Items listed in a dataset
# # # #
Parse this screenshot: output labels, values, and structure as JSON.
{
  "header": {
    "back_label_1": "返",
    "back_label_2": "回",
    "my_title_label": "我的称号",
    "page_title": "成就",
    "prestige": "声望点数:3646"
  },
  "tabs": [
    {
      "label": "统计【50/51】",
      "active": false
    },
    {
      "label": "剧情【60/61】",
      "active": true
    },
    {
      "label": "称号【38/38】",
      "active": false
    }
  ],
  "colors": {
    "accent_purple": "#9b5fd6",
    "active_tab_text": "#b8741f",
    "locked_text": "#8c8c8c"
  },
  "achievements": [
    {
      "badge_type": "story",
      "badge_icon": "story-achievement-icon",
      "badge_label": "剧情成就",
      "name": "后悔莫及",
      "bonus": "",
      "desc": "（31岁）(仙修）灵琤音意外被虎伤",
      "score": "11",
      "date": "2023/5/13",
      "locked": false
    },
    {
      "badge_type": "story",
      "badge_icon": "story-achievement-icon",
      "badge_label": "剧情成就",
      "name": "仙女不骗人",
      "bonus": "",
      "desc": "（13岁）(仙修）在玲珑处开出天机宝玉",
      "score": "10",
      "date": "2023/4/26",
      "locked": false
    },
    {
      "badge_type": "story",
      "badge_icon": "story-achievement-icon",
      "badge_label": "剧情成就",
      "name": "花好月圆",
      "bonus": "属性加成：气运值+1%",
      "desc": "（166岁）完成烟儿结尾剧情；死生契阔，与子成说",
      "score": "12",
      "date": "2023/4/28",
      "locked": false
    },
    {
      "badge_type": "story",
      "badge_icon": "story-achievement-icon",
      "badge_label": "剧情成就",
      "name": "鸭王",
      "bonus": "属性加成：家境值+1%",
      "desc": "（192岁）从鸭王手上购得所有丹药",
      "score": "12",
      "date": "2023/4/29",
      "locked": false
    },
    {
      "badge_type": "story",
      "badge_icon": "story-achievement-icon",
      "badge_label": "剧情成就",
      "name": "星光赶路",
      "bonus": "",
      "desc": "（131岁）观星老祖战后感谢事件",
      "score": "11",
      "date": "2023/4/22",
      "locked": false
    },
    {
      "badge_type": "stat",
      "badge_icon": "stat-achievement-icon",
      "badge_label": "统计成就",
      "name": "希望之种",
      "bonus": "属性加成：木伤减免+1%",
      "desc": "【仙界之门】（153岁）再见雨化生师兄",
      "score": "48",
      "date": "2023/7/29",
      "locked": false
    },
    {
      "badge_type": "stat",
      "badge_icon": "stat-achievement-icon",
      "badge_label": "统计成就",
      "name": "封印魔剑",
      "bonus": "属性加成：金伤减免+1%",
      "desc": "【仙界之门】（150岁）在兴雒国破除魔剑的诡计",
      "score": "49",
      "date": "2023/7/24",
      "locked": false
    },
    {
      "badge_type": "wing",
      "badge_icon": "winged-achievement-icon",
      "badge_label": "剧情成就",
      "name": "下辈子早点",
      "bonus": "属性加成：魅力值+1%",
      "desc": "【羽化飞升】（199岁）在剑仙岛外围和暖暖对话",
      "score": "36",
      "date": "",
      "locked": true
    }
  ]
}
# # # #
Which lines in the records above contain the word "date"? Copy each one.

Written solution:
      "date": "2023/5/13",
      "date": "2023/4/26",
      "date": "2023/4/28",
      "date": "2023/4/29",
      "date": "2023/4/22",
      "date": "2023/7/29",
      "date": "2023/7/24",
      "date": "",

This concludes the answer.